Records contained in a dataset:
++++

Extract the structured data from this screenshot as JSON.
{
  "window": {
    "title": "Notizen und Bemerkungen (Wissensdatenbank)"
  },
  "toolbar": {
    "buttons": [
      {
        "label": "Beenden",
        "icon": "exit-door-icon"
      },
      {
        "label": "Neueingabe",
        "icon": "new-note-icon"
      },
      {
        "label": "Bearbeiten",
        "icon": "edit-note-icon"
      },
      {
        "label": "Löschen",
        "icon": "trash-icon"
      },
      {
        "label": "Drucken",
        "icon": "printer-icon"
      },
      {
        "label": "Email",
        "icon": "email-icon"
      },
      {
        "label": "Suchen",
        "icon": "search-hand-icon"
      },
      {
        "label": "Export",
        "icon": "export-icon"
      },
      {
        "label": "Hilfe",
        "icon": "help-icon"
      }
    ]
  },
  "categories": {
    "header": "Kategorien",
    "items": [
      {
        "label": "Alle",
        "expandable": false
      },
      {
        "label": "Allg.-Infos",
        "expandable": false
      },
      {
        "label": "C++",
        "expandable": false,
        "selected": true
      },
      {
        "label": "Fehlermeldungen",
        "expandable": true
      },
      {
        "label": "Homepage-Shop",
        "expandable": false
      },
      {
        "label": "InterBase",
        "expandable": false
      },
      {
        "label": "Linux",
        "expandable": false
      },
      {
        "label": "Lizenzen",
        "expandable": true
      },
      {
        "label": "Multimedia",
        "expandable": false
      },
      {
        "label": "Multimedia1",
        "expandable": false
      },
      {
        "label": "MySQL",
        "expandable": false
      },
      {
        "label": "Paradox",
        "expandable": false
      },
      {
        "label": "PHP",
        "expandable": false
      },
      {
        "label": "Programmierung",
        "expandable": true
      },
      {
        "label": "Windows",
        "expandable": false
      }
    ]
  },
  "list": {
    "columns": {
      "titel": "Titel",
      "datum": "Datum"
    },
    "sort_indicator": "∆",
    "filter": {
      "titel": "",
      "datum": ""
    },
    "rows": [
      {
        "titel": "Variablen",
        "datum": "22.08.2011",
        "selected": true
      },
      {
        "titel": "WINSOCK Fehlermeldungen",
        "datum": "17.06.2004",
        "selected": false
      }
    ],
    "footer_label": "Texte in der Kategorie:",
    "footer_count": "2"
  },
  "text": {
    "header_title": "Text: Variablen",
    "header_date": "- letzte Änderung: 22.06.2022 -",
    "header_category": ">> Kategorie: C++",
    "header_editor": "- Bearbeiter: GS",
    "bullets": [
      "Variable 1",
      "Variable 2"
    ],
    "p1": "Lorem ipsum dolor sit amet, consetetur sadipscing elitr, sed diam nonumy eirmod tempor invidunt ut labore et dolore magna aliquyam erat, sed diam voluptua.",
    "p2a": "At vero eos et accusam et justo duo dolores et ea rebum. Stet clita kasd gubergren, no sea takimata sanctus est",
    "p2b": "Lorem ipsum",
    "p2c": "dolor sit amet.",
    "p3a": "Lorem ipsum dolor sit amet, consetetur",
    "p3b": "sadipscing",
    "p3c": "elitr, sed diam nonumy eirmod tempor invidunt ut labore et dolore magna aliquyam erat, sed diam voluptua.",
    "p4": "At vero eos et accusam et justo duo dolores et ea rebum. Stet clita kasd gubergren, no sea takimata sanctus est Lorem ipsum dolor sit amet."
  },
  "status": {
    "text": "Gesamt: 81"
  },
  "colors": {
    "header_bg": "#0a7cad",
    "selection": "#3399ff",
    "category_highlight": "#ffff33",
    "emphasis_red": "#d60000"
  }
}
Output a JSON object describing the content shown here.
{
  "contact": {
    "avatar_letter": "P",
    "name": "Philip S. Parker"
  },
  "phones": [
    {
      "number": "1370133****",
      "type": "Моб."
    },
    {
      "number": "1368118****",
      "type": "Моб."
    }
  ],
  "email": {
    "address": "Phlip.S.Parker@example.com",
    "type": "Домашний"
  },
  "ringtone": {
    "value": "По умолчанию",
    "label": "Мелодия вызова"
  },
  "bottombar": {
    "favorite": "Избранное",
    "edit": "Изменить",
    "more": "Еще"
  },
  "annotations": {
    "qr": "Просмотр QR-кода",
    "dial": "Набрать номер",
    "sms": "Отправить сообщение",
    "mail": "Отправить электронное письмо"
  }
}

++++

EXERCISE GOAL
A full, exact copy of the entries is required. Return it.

REPLY TO THE TASK
Extract the structured data from this screenshot as JSON.
{
  "window": {
    "title": "Notizen und Bemerkungen (Wissensdatenbank)"
  },
  "toolbar": {
    "buttons": [
      {
        "label": "Beenden",
        "icon": "exit-door-icon"
      },
      {
        "label": "Neueingabe",
        "icon": "new-note-icon"
      },
      {
        "label": "Bearbeiten",
        "icon": "edit-note-icon"
      },
      {
        "label": "Löschen",
        "icon": "trash-icon"
      },
      {
        "label": "Drucken",
        "icon": "printer-icon"
      },
      {
        "label": "Email",
        "icon": "email-icon"
      },
      {
        "label": "Suchen",
        "icon": "search-hand-icon"
      },
      {
        "label": "Export",
        "icon": "export-icon"
      },
      {
        "label": "Hilfe",
        "icon": "help-icon"
      }
    ]
  },
  "categories": {
    "header": "Kategorien",
    "items": [
      {
        "label": "Alle",
        "expandable": false
      },
      {
        "label": "Allg.-Infos",
        "expandable": false
      },
      {
        "label": "C++",
        "expandable": false,
        "selected": true
      },
      {
        "label": "Fehlermeldungen",
        "expandable": true
      },
      {
        "label": "Homepage-Shop",
        "expandable": false
      },
      {
        "label": "InterBase",
        "expandable": false
      },
      {
        "label": "Linux",
        "expandable": false
      },
      {
        "label": "Lizenzen",
        "expandable": true
      },
      {
        "label": "Multimedia",
        "expandable": false
      },
      {
        "label": "Multimedia1",
        "expandable": false
      },
      {
        "label": "MySQL",
        "expandable": false
      },
      {
        "label": "Paradox",
        "expandable": false
      },
      {
        "label": "PHP",
        "expandable": false
      },
      {
        "label": "Programmierung",
        "expandable": true
      },
      {
        "label": "Windows",
        "expandable": false
      }
    ]
  },
  "list": {
    "columns": {
      "titel": "Titel",
      "datum": "Datum"
    },
    "sort_indicator": "∆",
    "filter": {
      "titel": "",
      "datum": ""
    },
    "rows": [
      {
        "titel": "Variablen",
        "datum": "22.08.2011",
        "selected": true
      },
      {
        "titel": "WINSOCK Fehlermeldungen",
        "datum": "17.06.2004",
        "selected": false
      }
    ],
    "footer_label": "Texte in der Kategorie:",
    "footer_count": "2"
  },
  "text": {
    "header_title": "Text: Variablen",
    "header_date": "- letzte Änderung: 22.06.2022 -",
    "header_category": ">> Kategorie: C++",
    "header_editor": "- Bearbeiter: GS",
    "bullets": [
      "Variable 1",
      "Variable 2"
    ],
    "p1": "Lorem ipsum dolor sit amet, consetetur sadipscing elitr, sed diam nonumy eirmod tempor invidunt ut labore et dolore magna aliquyam erat, sed diam voluptua.",
    "p2a": "At vero eos et accusam et justo duo dolores et ea rebum. Stet clita kasd gubergren, no sea takimata sanctus est",
    "p2b": "Lorem ipsum",
    "p2c": "dolor sit amet.",
    "p3a": "Lorem ipsum dolor sit amet, consetetur",
    "p3b": "sadipscing",
    "p3c": "elitr, sed diam nonumy eirmod tempor invidunt ut labore et dolore magna aliquyam erat, sed diam voluptua.",
    "p4": "At vero eos et accusam et justo duo dolores et ea rebum. Stet clita kasd gubergren, no sea takimata sanctus est Lorem ipsum dolor sit amet."
  },
  "status": {
    "text": "Gesamt: 81"
  },
  "colors": {
    "header_bg": "#0a7cad",
    "selection": "#3399ff",
    "category_highlight": "#ffff33",
    "emphasis_red": "#d60000"
  }
}
Output a JSON object describing the content shown here.
{
  "contact": {
    "avatar_letter": "P",
    "name": "Philip S. Parker"
  },
  "phones": [
    {
      "number": "1370133****",
      "type": "Моб."
    },
    {
      "number": "1368118****",
      "type": "Моб."
    }
  ],
  "email": {
    "address": "Phlip.S.Parker@example.com",
    "type": "Домашний"
  },
  "ringtone": {
    "value": "По умолчанию",
    "label": "Мелодия вызова"
  },
  "bottombar": {
    "favorite": "Избранное",
    "edit": "Изменить",
    "more": "Еще"
  },
  "annotations": {
    "qr": "Просмотр QR-кода",
    "dial": "Набрать номер",
    "sms": "Отправить сообщение",
    "mail": "Отправить электронное письмо"
  }
}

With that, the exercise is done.